ABOUT THIS EXERCISE:
Some lines in the listing hold the word "PATRIMONIO". Return each of them.

========================================================================

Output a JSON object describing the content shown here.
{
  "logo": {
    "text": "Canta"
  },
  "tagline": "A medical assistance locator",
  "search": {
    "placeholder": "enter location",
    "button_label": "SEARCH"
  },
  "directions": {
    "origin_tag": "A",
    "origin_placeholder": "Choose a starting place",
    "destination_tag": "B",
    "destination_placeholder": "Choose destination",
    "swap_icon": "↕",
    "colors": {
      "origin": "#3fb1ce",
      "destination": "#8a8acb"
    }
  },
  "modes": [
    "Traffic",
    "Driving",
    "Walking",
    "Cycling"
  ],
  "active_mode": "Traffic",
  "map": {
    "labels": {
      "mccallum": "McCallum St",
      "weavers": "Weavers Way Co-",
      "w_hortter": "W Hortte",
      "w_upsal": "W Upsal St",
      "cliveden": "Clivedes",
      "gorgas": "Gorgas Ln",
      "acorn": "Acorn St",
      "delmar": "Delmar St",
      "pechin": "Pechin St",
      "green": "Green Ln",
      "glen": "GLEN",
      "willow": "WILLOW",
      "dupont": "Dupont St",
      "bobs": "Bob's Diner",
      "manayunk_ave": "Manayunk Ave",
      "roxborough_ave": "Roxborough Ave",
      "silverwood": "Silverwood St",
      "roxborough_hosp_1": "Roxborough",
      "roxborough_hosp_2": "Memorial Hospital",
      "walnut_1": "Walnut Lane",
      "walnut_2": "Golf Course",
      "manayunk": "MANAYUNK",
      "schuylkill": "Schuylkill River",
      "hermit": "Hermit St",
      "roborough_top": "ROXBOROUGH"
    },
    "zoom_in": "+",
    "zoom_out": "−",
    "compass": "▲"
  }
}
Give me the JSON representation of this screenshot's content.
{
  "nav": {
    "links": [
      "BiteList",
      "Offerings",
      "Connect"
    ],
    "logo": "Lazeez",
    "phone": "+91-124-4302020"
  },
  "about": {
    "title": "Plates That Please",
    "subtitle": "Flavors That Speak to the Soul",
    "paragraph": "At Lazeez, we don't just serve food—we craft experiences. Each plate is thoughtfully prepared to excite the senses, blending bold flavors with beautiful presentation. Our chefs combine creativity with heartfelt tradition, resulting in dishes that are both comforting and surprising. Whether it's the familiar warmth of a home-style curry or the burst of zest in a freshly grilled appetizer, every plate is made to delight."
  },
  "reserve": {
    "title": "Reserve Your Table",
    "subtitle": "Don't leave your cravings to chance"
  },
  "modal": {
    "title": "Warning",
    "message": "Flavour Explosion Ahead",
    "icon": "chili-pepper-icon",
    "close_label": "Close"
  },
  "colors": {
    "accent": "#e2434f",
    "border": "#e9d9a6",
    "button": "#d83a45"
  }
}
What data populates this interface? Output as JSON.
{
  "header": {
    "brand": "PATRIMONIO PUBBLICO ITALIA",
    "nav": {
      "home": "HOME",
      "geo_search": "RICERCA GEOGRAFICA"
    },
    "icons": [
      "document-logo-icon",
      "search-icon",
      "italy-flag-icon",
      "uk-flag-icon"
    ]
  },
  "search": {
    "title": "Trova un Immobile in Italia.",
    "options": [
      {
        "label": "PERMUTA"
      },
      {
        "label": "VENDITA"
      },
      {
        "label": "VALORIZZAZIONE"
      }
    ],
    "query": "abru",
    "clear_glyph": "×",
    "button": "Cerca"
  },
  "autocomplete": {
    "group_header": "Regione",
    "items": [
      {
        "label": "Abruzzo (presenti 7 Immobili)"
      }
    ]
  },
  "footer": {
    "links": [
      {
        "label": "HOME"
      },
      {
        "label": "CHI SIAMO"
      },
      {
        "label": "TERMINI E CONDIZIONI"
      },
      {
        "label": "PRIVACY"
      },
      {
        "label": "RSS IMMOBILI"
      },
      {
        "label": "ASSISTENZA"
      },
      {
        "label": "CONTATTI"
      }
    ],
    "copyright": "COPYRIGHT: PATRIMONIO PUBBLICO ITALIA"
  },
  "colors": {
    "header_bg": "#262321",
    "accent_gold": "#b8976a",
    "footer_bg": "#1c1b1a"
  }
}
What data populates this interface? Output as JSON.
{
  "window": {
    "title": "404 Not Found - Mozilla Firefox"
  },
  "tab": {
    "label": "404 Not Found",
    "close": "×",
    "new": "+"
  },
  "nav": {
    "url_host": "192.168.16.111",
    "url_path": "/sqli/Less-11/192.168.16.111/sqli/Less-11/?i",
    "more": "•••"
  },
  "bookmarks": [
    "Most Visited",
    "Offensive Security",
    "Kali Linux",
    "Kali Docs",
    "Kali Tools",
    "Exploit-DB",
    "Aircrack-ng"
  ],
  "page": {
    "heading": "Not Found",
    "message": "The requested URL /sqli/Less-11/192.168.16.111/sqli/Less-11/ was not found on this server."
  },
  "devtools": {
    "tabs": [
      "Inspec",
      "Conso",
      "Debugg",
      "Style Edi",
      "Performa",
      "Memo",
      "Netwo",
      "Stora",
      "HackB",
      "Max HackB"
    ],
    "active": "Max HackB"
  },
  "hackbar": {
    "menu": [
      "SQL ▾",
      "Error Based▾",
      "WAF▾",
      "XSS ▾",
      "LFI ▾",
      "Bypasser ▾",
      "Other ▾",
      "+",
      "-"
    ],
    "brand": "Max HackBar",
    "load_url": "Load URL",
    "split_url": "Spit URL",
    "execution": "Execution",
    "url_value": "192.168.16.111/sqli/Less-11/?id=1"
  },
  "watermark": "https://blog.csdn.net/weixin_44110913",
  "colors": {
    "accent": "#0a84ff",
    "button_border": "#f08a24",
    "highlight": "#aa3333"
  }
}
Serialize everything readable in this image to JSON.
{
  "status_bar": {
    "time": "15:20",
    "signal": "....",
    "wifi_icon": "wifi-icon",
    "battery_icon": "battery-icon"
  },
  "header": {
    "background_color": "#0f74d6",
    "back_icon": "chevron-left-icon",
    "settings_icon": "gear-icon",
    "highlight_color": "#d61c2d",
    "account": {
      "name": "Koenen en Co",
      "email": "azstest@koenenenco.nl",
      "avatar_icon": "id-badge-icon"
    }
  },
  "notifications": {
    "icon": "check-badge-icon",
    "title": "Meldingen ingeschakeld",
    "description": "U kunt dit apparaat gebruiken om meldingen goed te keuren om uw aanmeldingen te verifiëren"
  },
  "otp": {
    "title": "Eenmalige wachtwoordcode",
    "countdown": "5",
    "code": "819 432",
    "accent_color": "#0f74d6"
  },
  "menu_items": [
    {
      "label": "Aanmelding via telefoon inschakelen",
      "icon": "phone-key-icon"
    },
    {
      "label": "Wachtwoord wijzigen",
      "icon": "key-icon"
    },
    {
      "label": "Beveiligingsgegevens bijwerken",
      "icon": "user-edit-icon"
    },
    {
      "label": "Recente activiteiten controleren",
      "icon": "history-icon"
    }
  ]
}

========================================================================

ANSWER TO THIS EXERCISE:
    "brand": "PATRIMONIO PUBBLICO ITALIA",
    "copyright": "COPYRIGHT: PATRIMONIO PUBBLICO ITALIA"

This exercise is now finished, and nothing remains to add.